Entries supplied Block Start

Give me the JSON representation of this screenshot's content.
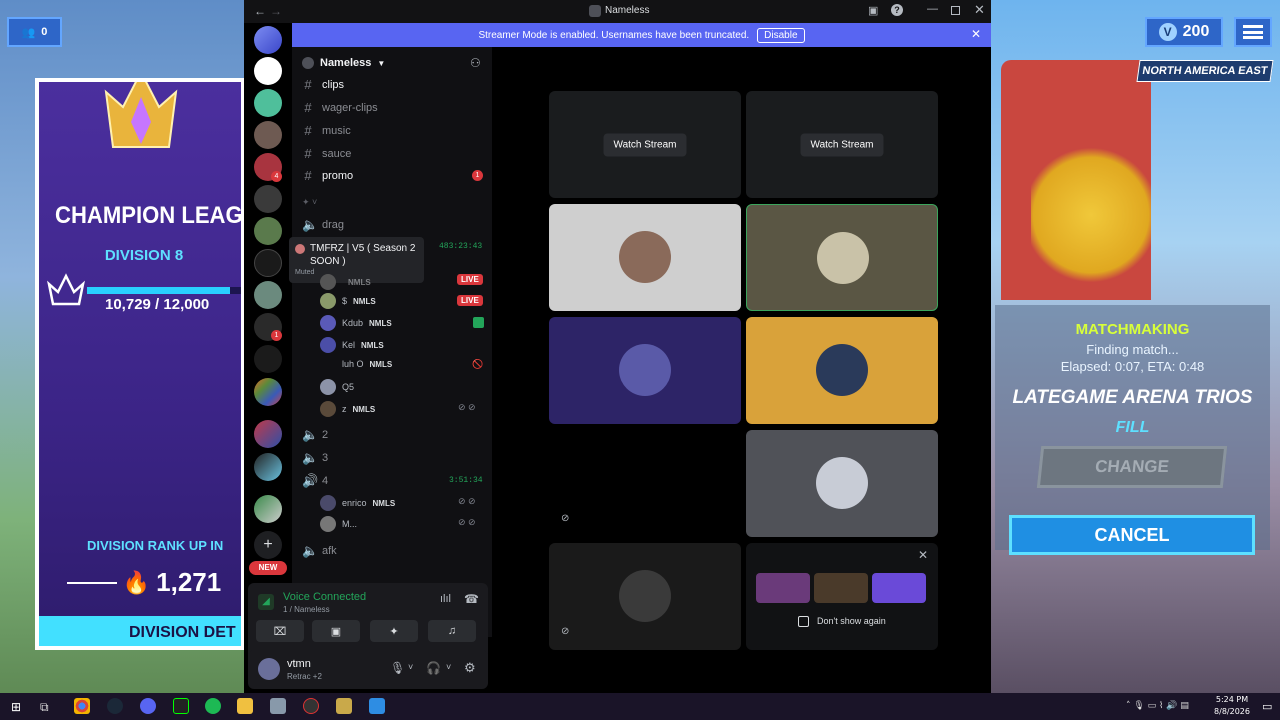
{
  "game": {
    "friends_count": "0",
    "vbucks": "200",
    "region": "NORTH AMERICA EAST",
    "card": {
      "title": "CHAMPION LEAG",
      "division": "DIVISION 8",
      "progress": "10,729 / 12,000",
      "progress_fraction": 0.894,
      "rank_up": "DIVISION RANK UP IN",
      "rank_value": "1,271",
      "details": "DIVISION DET"
    },
    "matchmaking": {
      "heading": "MATCHMAKING",
      "status": "Finding match...",
      "elapsed": "Elapsed: 0:07, ETA: 0:48",
      "mode": "LATEGAME ARENA TRIOS",
      "fill": "FILL",
      "change": "CHANGE",
      "cancel": "CANCEL"
    }
  },
  "discord": {
    "window_title": "Nameless",
    "banner_text": "Streamer Mode is enabled. Usernames have been truncated.",
    "banner_button": "Disable",
    "server_name": "Nameless",
    "channels": [
      {
        "name": "clips",
        "bold": true
      },
      {
        "name": "wager-clips"
      },
      {
        "name": "music"
      },
      {
        "name": "sauce"
      },
      {
        "name": "promo",
        "bold": true,
        "badge": "1"
      }
    ],
    "voice_drag": "drag",
    "tooltip_title": "TMFRZ | V5 ( Season 2 SOON )",
    "tooltip_timer": "483:23:43",
    "tooltip_muted": "Muted",
    "live_label": "LIVE",
    "voice_users": [
      {
        "name": "",
        "tag": "NMLS",
        "live": true
      },
      {
        "name": "$",
        "tag": "NMLS",
        "live": true
      },
      {
        "name": "Kdub",
        "tag": "NMLS"
      },
      {
        "name": "Kel",
        "tag": "NMLS"
      },
      {
        "name": "luh O",
        "tag": "NMLS"
      },
      {
        "name": "Q5",
        "tag": ""
      },
      {
        "name": "z",
        "tag": "NMLS"
      }
    ],
    "voice_channels": [
      "2",
      "3",
      "4"
    ],
    "vc4_timer": "3:51:34",
    "vc4_users": [
      {
        "name": "enrico",
        "tag": "NMLS"
      },
      {
        "name": "M...",
        "tag": ""
      }
    ],
    "afk": "afk",
    "new_badge": "NEW",
    "watch_stream": "Watch Stream",
    "dont_show_again": "Don't show again",
    "voice_connected": "Voice Connected",
    "voice_sub": "1 / Nameless",
    "user": {
      "name": "vtmn",
      "status": "Retrac +2"
    },
    "server_badges": [
      "4",
      "1"
    ]
  },
  "taskbar": {
    "time": "5:24 PM",
    "date": "8/8/2026"
  }
}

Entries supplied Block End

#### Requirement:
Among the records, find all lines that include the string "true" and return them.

#### Answer space:
        "bold": true
        "bold": true,
        "live": true
        "live": true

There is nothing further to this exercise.